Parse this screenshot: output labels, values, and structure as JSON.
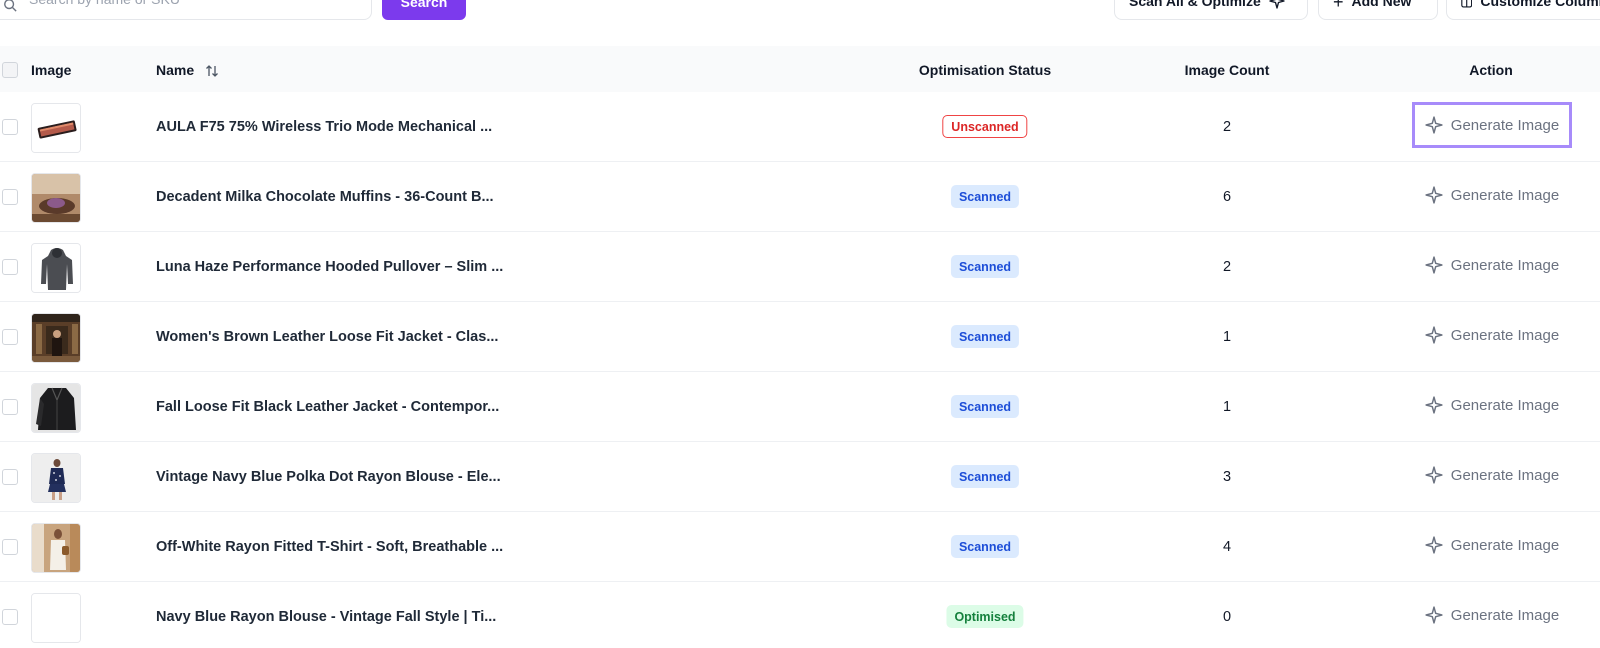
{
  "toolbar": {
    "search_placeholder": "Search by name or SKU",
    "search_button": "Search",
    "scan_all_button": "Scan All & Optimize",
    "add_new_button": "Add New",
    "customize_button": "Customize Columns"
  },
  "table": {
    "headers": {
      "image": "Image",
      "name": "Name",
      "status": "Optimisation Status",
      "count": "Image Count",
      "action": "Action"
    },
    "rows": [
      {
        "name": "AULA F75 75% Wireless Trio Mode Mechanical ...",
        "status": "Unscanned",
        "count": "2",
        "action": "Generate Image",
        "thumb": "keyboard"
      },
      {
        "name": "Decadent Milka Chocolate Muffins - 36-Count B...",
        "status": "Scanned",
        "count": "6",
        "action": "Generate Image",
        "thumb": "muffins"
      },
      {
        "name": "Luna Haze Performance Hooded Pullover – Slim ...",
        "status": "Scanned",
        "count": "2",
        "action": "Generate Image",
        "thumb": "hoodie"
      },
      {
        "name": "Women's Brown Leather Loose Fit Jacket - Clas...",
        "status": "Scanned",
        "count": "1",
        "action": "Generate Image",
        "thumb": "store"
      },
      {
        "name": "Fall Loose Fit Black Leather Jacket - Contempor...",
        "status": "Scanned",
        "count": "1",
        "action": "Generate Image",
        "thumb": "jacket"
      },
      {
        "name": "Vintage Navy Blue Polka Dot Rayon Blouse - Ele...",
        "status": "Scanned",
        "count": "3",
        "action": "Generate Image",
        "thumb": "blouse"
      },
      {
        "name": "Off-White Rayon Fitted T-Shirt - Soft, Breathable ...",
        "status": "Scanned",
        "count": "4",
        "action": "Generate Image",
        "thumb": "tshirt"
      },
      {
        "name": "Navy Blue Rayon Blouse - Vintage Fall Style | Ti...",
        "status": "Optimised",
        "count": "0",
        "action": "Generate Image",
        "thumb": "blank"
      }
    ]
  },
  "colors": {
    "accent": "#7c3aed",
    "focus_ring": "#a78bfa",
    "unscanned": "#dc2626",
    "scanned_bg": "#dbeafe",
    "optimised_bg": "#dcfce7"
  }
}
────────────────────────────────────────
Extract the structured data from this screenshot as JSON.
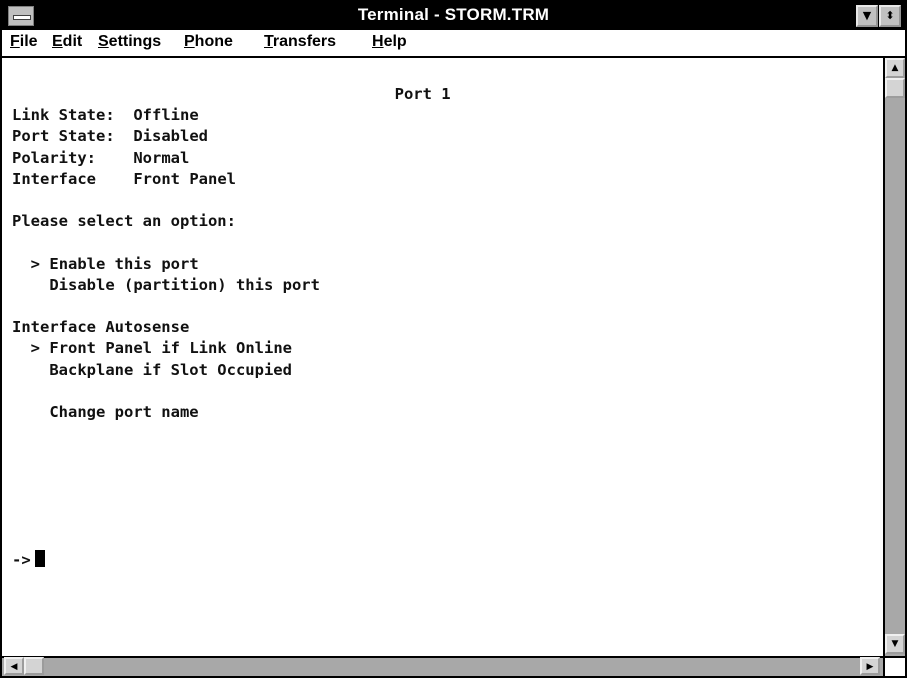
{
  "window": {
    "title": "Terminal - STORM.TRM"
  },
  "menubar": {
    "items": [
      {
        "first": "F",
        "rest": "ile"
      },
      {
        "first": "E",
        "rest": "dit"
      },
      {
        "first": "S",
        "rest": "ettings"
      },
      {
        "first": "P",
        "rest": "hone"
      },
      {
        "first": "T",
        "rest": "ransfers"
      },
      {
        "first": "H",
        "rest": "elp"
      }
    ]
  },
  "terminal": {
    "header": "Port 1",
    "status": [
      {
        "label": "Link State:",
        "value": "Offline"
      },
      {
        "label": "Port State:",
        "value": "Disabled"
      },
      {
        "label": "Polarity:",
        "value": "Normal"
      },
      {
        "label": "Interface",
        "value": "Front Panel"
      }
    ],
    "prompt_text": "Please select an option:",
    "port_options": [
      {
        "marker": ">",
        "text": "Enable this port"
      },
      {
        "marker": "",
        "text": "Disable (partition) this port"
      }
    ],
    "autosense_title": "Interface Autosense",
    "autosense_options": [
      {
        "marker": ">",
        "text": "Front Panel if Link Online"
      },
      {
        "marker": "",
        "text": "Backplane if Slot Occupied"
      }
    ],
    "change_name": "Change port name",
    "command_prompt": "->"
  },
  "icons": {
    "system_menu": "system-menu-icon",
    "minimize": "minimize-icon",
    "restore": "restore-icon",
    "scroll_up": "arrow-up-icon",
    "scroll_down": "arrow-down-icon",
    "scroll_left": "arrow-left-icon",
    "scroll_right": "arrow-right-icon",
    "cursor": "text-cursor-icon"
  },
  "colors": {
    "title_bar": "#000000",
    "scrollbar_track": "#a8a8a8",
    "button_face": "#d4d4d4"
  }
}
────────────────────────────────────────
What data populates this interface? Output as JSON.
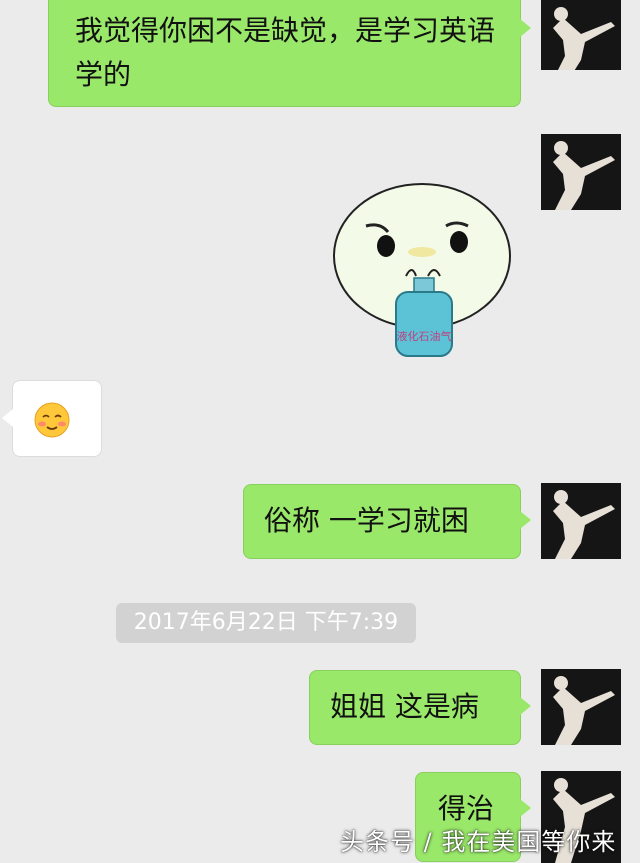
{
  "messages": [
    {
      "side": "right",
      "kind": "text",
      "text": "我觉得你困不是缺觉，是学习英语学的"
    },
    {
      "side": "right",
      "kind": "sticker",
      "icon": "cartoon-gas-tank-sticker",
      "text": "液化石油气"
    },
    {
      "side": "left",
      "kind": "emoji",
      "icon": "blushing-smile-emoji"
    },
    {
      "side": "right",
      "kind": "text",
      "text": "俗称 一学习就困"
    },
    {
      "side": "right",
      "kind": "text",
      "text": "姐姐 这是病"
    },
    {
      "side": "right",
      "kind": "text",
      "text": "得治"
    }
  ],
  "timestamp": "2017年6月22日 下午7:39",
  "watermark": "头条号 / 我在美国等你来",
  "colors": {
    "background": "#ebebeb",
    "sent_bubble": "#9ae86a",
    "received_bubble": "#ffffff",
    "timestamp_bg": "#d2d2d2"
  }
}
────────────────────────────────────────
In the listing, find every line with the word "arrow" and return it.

◆ **RESULT FOR THIS EXERCISE**:
    "scroll_up": "arrow-up-icon",
    "scroll_down": "arrow-down-icon",
    "scroll_left": "arrow-left-icon",
    "scroll_right": "arrow-right-icon",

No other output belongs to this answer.